Grown organically in the mountains of Enshi in West Hubei Province and picked to a 'one bud, two leaves' standard, this is the Chinese version of Japan's famed Gyokuro green tea.
It isn't a Chinese copy of Gyokuro though; in fact this tea has been grown and enjoyed in China for hundreds of years.
While this tea is grown from the same varietal and tastes similar, there are a couple of key differences: Gyokuro owes its delicate umami taste and high theanine content to shading of the tea plants, which is done for 3-4 weeks in the springtime. Enshi Yu Lu, by contrast, is shaded naturally due to the abundance of clouds and mist in the growing region.

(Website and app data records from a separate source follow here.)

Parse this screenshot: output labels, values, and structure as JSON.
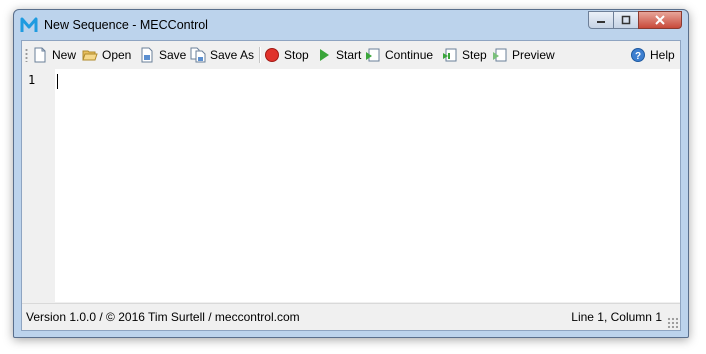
{
  "window": {
    "title": "New Sequence - MECControl",
    "logo_letter": "M"
  },
  "controls": {
    "minimize": "minimize",
    "maximize": "maximize",
    "close": "close"
  },
  "toolbar": {
    "new_label": "New",
    "open_label": "Open",
    "save_label": "Save",
    "save_as_label": "Save As",
    "stop_label": "Stop",
    "start_label": "Start",
    "continue_label": "Continue",
    "step_label": "Step",
    "preview_label": "Preview",
    "help_label": "Help"
  },
  "editor": {
    "line_numbers": [
      "1"
    ],
    "content": ""
  },
  "status": {
    "left": "Version 1.0.0 / © 2016 Tim Surtell / meccontrol.com",
    "right": "Line 1, Column 1"
  },
  "colors": {
    "accent": "#1e9be0",
    "stop": "#e0322b",
    "start": "#3aa53a",
    "close": "#c8493a"
  },
  "icons": [
    "new-file-icon",
    "open-folder-icon",
    "save-icon",
    "save-as-icon",
    "stop-icon",
    "start-icon",
    "continue-icon",
    "step-icon",
    "preview-icon",
    "help-icon"
  ]
}
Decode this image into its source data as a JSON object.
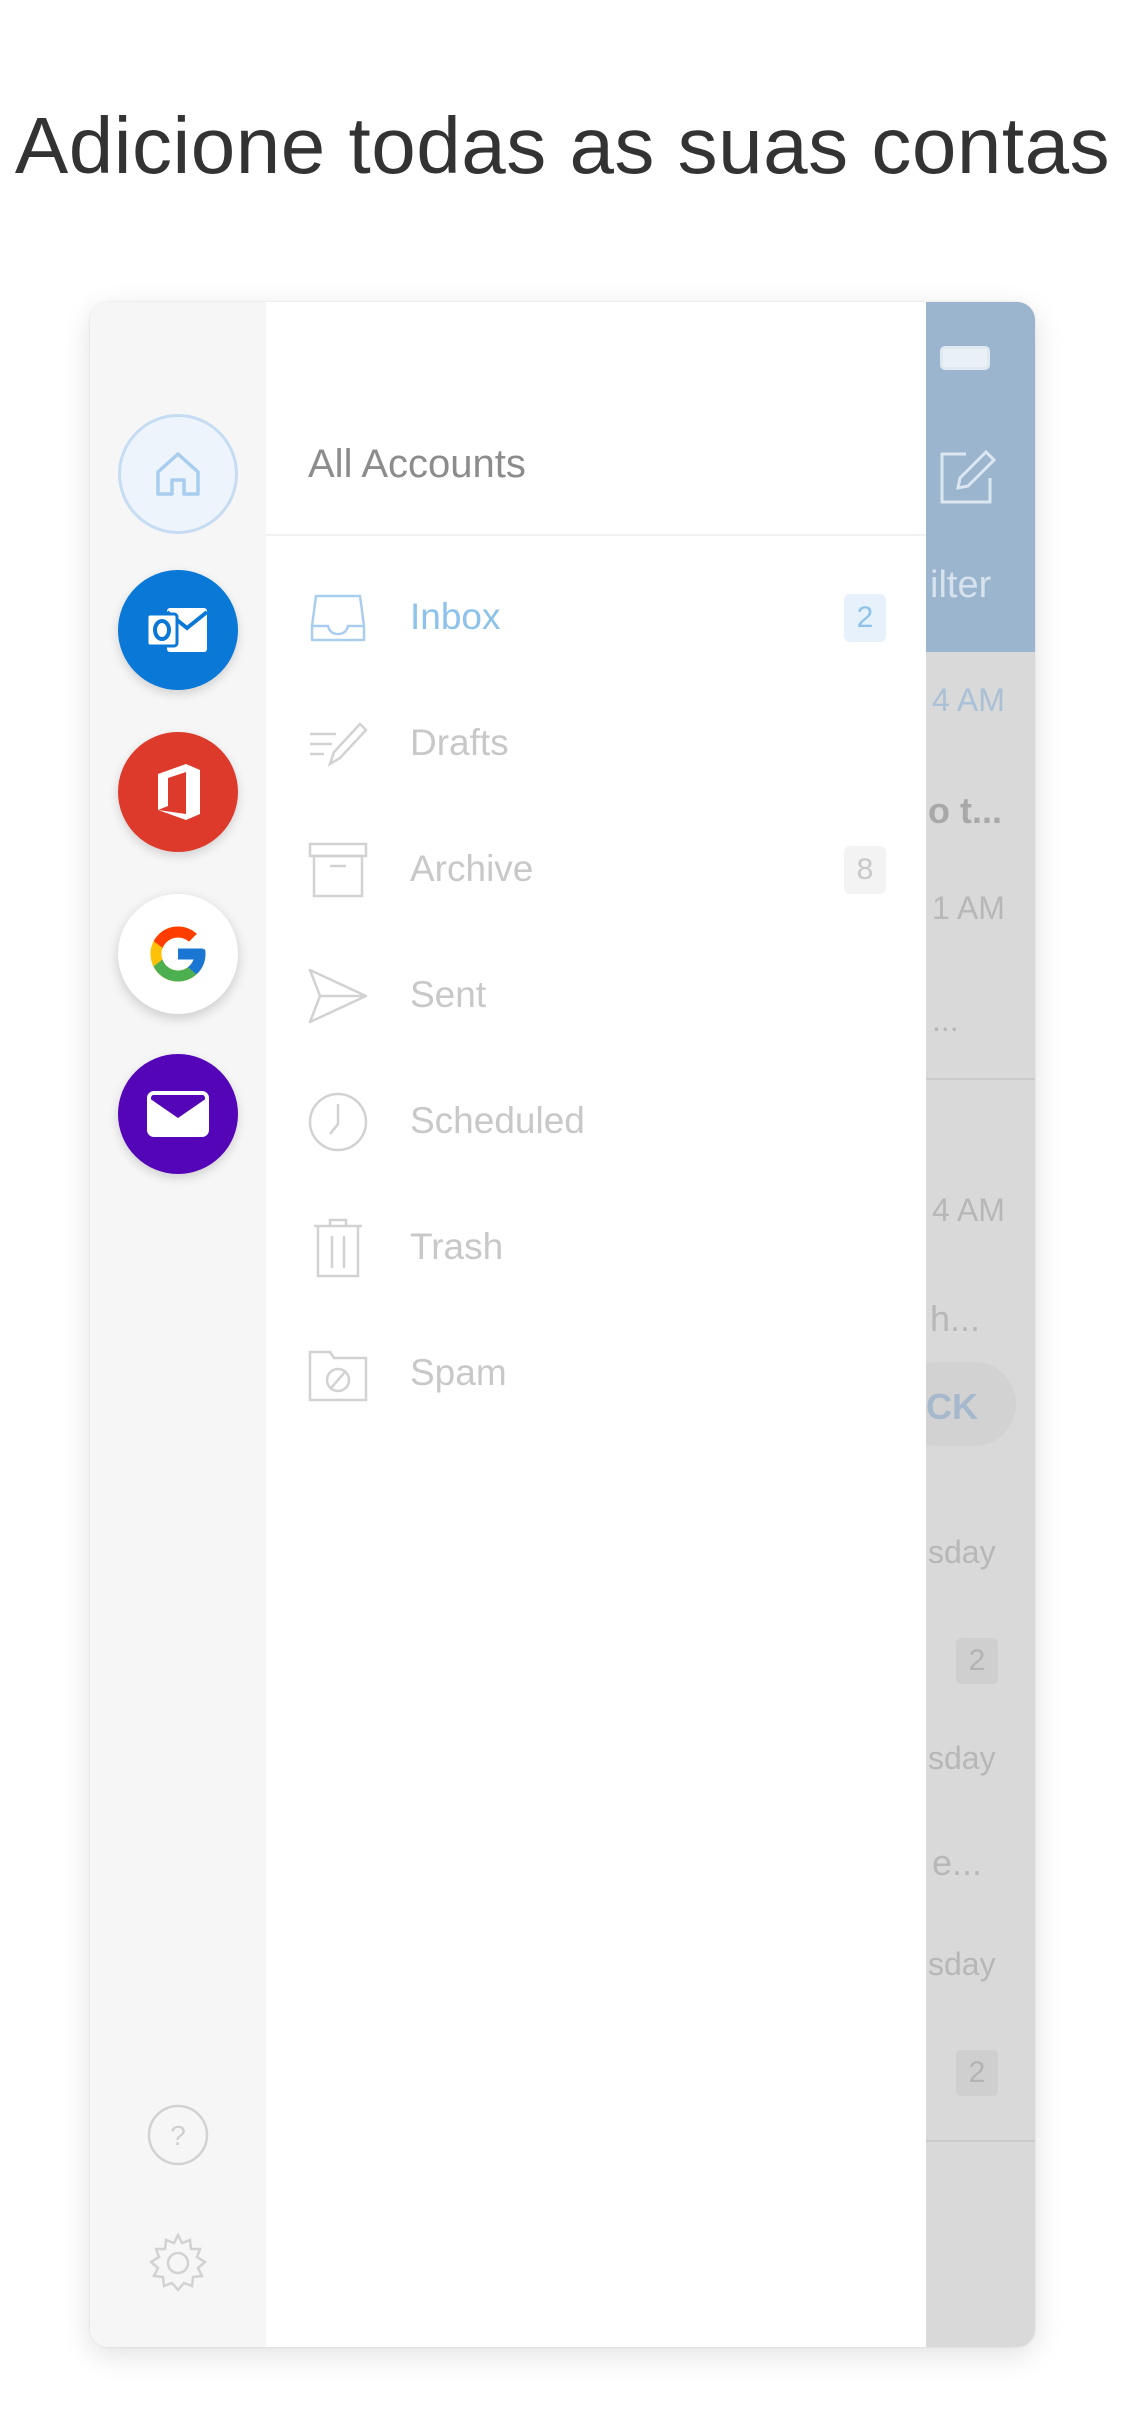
{
  "headline": "Adicione todas as suas contas",
  "accounts": [
    {
      "name": "home",
      "icon": "home-icon"
    },
    {
      "name": "outlook",
      "icon": "outlook-icon"
    },
    {
      "name": "office",
      "icon": "office-icon"
    },
    {
      "name": "google",
      "icon": "google-icon"
    },
    {
      "name": "mail",
      "icon": "mail-icon"
    }
  ],
  "panel": {
    "title": "All Accounts",
    "folders": [
      {
        "label": "Inbox",
        "badge": "2",
        "icon": "inbox-tray-icon",
        "active": true
      },
      {
        "label": "Drafts",
        "badge": "",
        "icon": "drafts-pencil-icon"
      },
      {
        "label": "Archive",
        "badge": "8",
        "icon": "archive-box-icon"
      },
      {
        "label": "Sent",
        "badge": "",
        "icon": "paper-plane-icon"
      },
      {
        "label": "Scheduled",
        "badge": "",
        "icon": "clock-icon"
      },
      {
        "label": "Trash",
        "badge": "",
        "icon": "trash-icon"
      },
      {
        "label": "Spam",
        "badge": "",
        "icon": "spam-folder-icon"
      }
    ]
  },
  "background": {
    "filter": "ilter",
    "time1": "4 AM",
    "subject1": "o t...",
    "time2": "1 AM",
    "ellipsis1": "...",
    "time3": "4 AM",
    "snippet1": "h...",
    "pill": "CK",
    "day1": "sday",
    "badge1": "2",
    "day2": "sday",
    "snippet2": "e...",
    "day3": "sday",
    "badge2": "2"
  },
  "colors": {
    "accent": "#8dc2ea",
    "outlook": "#0a78d7",
    "office": "#dd3a2c",
    "mail": "#5405b8"
  }
}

The processing of the two teas is a little different too. Gyokuro is initially steamed as part of the "kill-green" stage, arresting further oxidation, then rolled, and then it undergoes different stages of low-temperature pan frying before being aged for several months.

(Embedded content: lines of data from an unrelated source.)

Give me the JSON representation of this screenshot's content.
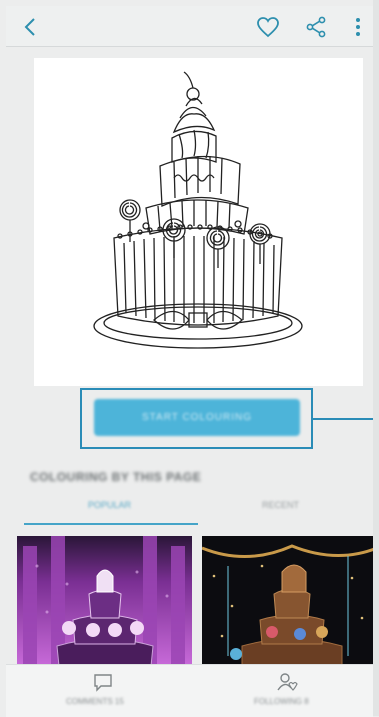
{
  "app_bar": {
    "back_icon": "chevron-left-icon",
    "favorite_icon": "heart-icon",
    "share_icon": "share-icon",
    "more_icon": "more-vertical-icon"
  },
  "preview": {
    "subject": "cake-coloring-outline"
  },
  "primary_action": {
    "label": "START COLOURING"
  },
  "section": {
    "title": "COLOURING BY THIS PAGE",
    "tabs": [
      {
        "label": "POPULAR",
        "selected": true
      },
      {
        "label": "RECENT",
        "selected": false
      }
    ]
  },
  "bottom_nav": {
    "items": [
      {
        "label": "COMMENTS 15",
        "icon": "comment-icon"
      },
      {
        "label": "FOLLOWING 8",
        "icon": "user-follow-icon"
      }
    ]
  },
  "colors": {
    "accent": "#2a8cb7",
    "button": "#4db4d9"
  }
}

Enshi Yu Lu, by contrast, is also steamed and rolled, but only undergoes a short low temperature pan fry and isn't deliberately aged. As a result, the finished tea is a bit more dusky green than straight dark green. The taste, however, is similar.
We recommend brewing this tea with an initial steep at around 170-175f, and have had good results brewing 5g in 250 ml or so for 30 seconds, then 45, then for one minute.
It's a great one to cold-brew as well. Try using 12g of tea per half-gallon pitcher for a very tasty chilled tea.